18. The first reference, made in the context of the objection to Aristotle’s argument that the soul never undergoes change, is to the discussion of alteration in Physics VII 3: 246a10. The author of the commentary cites the two processes as constitutive of the process of the soul’s transformation: the temporal process of “discursive transformation” ( διεξοδικὴ μεταβολή) and the simultaneous presence ( ἀθρόα παρουσία) of the whole disposition (causally independent from, but parallel to, the process of material change); this distinction is not found in the extant commentary. The second reference occurs in the explanation of de anima II 5: 417a14-17 (the distinction between movement and activity). Steel suggests to emend the “fourth” for “eighth”, as referring to the discussion of VIII 7 (261, 13-23) and notes that there is no such discussion in this place of Simplicius’ commentary. (Cf. the appended note ad loc.) The third reference, at de anima III 2: 426b23-6, refers to the discussion of a distinction between time composed of the discrete now-moments and “natural” time which is a continuum; this discussion is apparently not in the extant Physics commentary.

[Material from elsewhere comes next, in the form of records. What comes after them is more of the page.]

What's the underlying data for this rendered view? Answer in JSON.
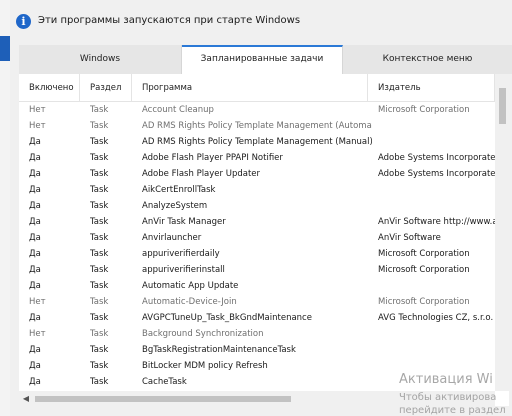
{
  "info": {
    "icon": "info-icon",
    "text": "Эти программы запускаются при старте Windows"
  },
  "tabs": [
    {
      "label": "Windows",
      "active": false
    },
    {
      "label": "Запланированные задачи",
      "active": true
    },
    {
      "label": "Контекстное меню",
      "active": false
    }
  ],
  "table": {
    "columns": [
      "Включено",
      "Раздел",
      "Программа",
      "Издатель"
    ],
    "rows": [
      {
        "enabled": "Нет",
        "section": "Task",
        "program": "Account Cleanup",
        "publisher": "Microsoft Corporation"
      },
      {
        "enabled": "Нет",
        "section": "Task",
        "program": "AD RMS Rights Policy Template Management (Automated)",
        "publisher": ""
      },
      {
        "enabled": "Да",
        "section": "Task",
        "program": "AD RMS Rights Policy Template Management (Manual)",
        "publisher": ""
      },
      {
        "enabled": "Да",
        "section": "Task",
        "program": "Adobe Flash Player PPAPI Notifier",
        "publisher": "Adobe Systems Incorporated"
      },
      {
        "enabled": "Да",
        "section": "Task",
        "program": "Adobe Flash Player Updater",
        "publisher": "Adobe Systems Incorporated"
      },
      {
        "enabled": "Да",
        "section": "Task",
        "program": "AikCertEnrollTask",
        "publisher": ""
      },
      {
        "enabled": "Да",
        "section": "Task",
        "program": "AnalyzeSystem",
        "publisher": ""
      },
      {
        "enabled": "Да",
        "section": "Task",
        "program": "AnVir Task Manager",
        "publisher": "AnVir Software http://www.an"
      },
      {
        "enabled": "Да",
        "section": "Task",
        "program": "Anvirlauncher",
        "publisher": "AnVir Software"
      },
      {
        "enabled": "Да",
        "section": "Task",
        "program": "appuriverifierdaily",
        "publisher": "Microsoft Corporation"
      },
      {
        "enabled": "Да",
        "section": "Task",
        "program": "appuriverifierinstall",
        "publisher": "Microsoft Corporation"
      },
      {
        "enabled": "Да",
        "section": "Task",
        "program": "Automatic App Update",
        "publisher": ""
      },
      {
        "enabled": "Нет",
        "section": "Task",
        "program": "Automatic-Device-Join",
        "publisher": "Microsoft Corporation"
      },
      {
        "enabled": "Да",
        "section": "Task",
        "program": "AVGPCTuneUp_Task_BkGndMaintenance",
        "publisher": "AVG Technologies CZ, s.r.o."
      },
      {
        "enabled": "Нет",
        "section": "Task",
        "program": "Background Synchronization",
        "publisher": ""
      },
      {
        "enabled": "Да",
        "section": "Task",
        "program": "BgTaskRegistrationMaintenanceTask",
        "publisher": ""
      },
      {
        "enabled": "Да",
        "section": "Task",
        "program": "BitLocker MDM policy Refresh",
        "publisher": ""
      },
      {
        "enabled": "Да",
        "section": "Task",
        "program": "CacheTask",
        "publisher": ""
      }
    ]
  },
  "scrollbar": {
    "left_arrow": "◀"
  },
  "watermark": {
    "line1": "Активация Wi",
    "line2": "Чтобы активирова",
    "line3": "перейдите в раздел"
  }
}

19. Cf. Blumenthal 1982, p.74; Blumenthal 1996, p.66.

20. Other texts that can be compared are Priscian 2, 6-14 with ‘Simpl.’ 125, 34-126, 4; and Priscian 3, 1-20 with ‘Simpl’. 126, 11- 15. There is similarity of arguments concerning the common sensibles at 4,9-5,4 Prisc. and 126, 24-127, 14 ‘Simpl.’ Steel notices that there is correspondence in the discussion of the nature of darkness by Priscian at 8, 15-16 and ‘Simpl.’ at 133, 8-17, as well as the absence of this discussion from all the other Simplicius commentaries.

21. This is discussed at length in Steel 1978, p. 142-160.

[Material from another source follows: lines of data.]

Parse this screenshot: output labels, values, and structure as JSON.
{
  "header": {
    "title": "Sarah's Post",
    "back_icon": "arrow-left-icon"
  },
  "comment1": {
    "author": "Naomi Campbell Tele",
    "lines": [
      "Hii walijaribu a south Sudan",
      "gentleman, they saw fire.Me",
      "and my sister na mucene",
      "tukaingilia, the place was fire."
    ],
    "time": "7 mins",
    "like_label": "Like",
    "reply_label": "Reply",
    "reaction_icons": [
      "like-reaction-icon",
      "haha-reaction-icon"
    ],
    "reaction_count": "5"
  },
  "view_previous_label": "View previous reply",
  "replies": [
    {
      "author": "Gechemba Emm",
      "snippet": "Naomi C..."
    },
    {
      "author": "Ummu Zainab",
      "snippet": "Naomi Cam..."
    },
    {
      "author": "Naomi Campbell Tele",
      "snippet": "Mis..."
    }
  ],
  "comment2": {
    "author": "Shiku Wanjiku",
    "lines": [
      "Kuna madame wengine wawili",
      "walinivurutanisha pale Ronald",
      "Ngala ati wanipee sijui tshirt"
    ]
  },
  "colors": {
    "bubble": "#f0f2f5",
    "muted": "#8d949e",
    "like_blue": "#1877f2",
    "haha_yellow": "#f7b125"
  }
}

22. For more hypotheses, see Blumenthal 1982, pp.93-94; Blumenthal 1996, pp.69-70.

23. Hadot 1978, pp. 1-42 and 193-202.

24. H.J. Blumenthal, ‘The psychology of (?)Simplicius’ Commentary on the De anima,’ Soul and the Structure of Being in Late Neoplatonism: Syrianus, Proclus and Simplicius. Papers and discussions of a colloquium held at Liverpool, 15-16 April 1982. H.J. Blumenthal, A.C. Lloyd, edd. Liverpool University Press, 1982, pp. 73-94.

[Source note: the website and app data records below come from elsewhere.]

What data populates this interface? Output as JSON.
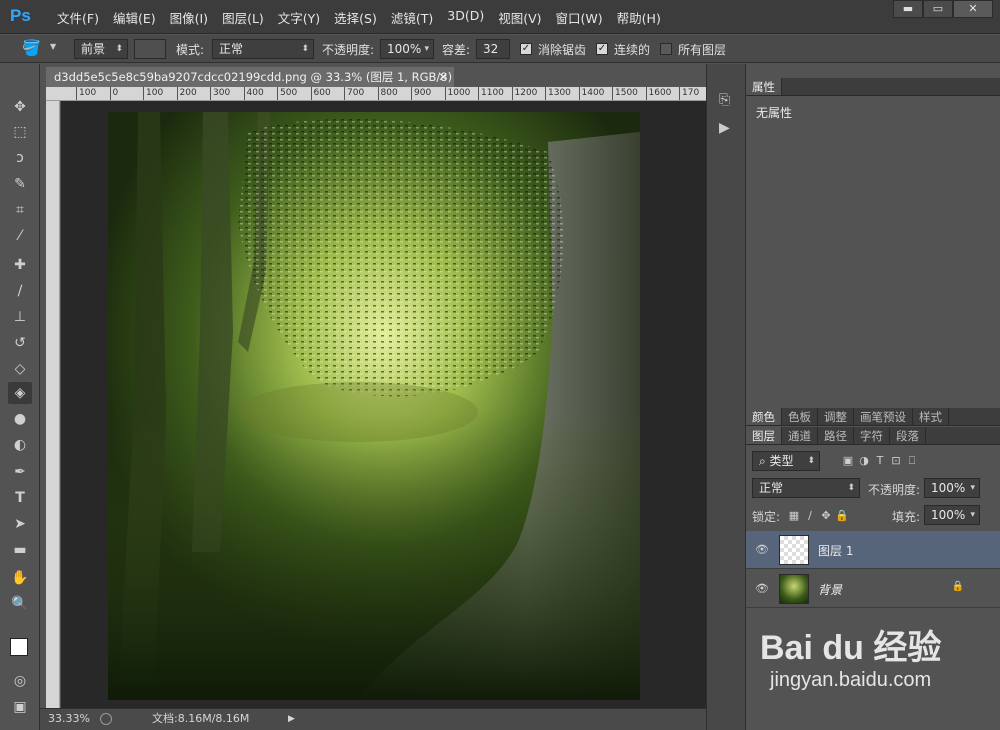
{
  "app": {
    "logo": "Ps"
  },
  "menu": [
    "文件(F)",
    "编辑(E)",
    "图像(I)",
    "图层(L)",
    "文字(Y)",
    "选择(S)",
    "滤镜(T)",
    "3D(D)",
    "视图(V)",
    "窗口(W)",
    "帮助(H)"
  ],
  "window_controls": {
    "minimize": "▬",
    "maximize": "▭",
    "close": "✕"
  },
  "options": {
    "fill_source": "前景",
    "mode_label": "模式:",
    "mode_value": "正常",
    "opacity_label": "不透明度:",
    "opacity_value": "100%",
    "tolerance_label": "容差:",
    "tolerance_value": "32",
    "antialias_label": "消除锯齿",
    "contiguous_label": "连续的",
    "all_layers_label": "所有图层",
    "antialias_checked": true,
    "contiguous_checked": true,
    "all_layers_checked": false
  },
  "document": {
    "tab_title": "d3dd5e5c5e8c59ba9207cdcc02199cdd.png @ 33.3% (图层 1, RGB/8) *",
    "ruler_ticks": [
      "100",
      "0",
      "100",
      "200",
      "300",
      "400",
      "500",
      "600",
      "700",
      "800",
      "900",
      "1000",
      "1100",
      "1200",
      "1300",
      "1400",
      "1500",
      "1600",
      "170"
    ]
  },
  "status": {
    "zoom": "33.33%",
    "doc_info": "文档:8.16M/8.16M"
  },
  "properties_panel": {
    "title": "属性",
    "content": "无属性"
  },
  "color_panel_tabs": [
    "颜色",
    "色板",
    "调整",
    "画笔预设",
    "样式"
  ],
  "layers_panel_tabs": [
    "图层",
    "通道",
    "路径",
    "字符",
    "段落"
  ],
  "layers_controls": {
    "filter_kind": "类型",
    "blend_mode": "正常",
    "opacity_label": "不透明度:",
    "opacity_value": "100%",
    "lock_label": "锁定:",
    "fill_label": "填充:",
    "fill_value": "100%"
  },
  "layers": [
    {
      "name": "图层 1",
      "selected": true
    },
    {
      "name": "背景",
      "selected": false
    }
  ],
  "watermark": {
    "brand": "Bai du 经验",
    "url": "jingyan.baidu.com"
  },
  "colors": {
    "accent": "#31a8ff",
    "selected_layer": "#56657a",
    "canvas_bg": "#282828"
  }
}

25. H.J. Blumenthal, Aristotle and Neoplatonism in Late Antiquity. Interpretations of De Anima. Ithaca: Cornell University Press, 1996, pp.65-70.

26. Blumenthal, op.cit., pp.68-69.

27. Hadot 1978, p. 202, Blumenthal 1982, p.73.

28. Hadot 1987, n.1 above.

29. See e.g. M. Tardieu, Les paysages reliques. Routes et haltes syriennes d’Isidore à Simplicius, Louvain-Paris, 1990. S. Van Riet, ‘À propos de la biographie de Simplicius’, Revue philosophique de Louvain, Août 1991, 506-514.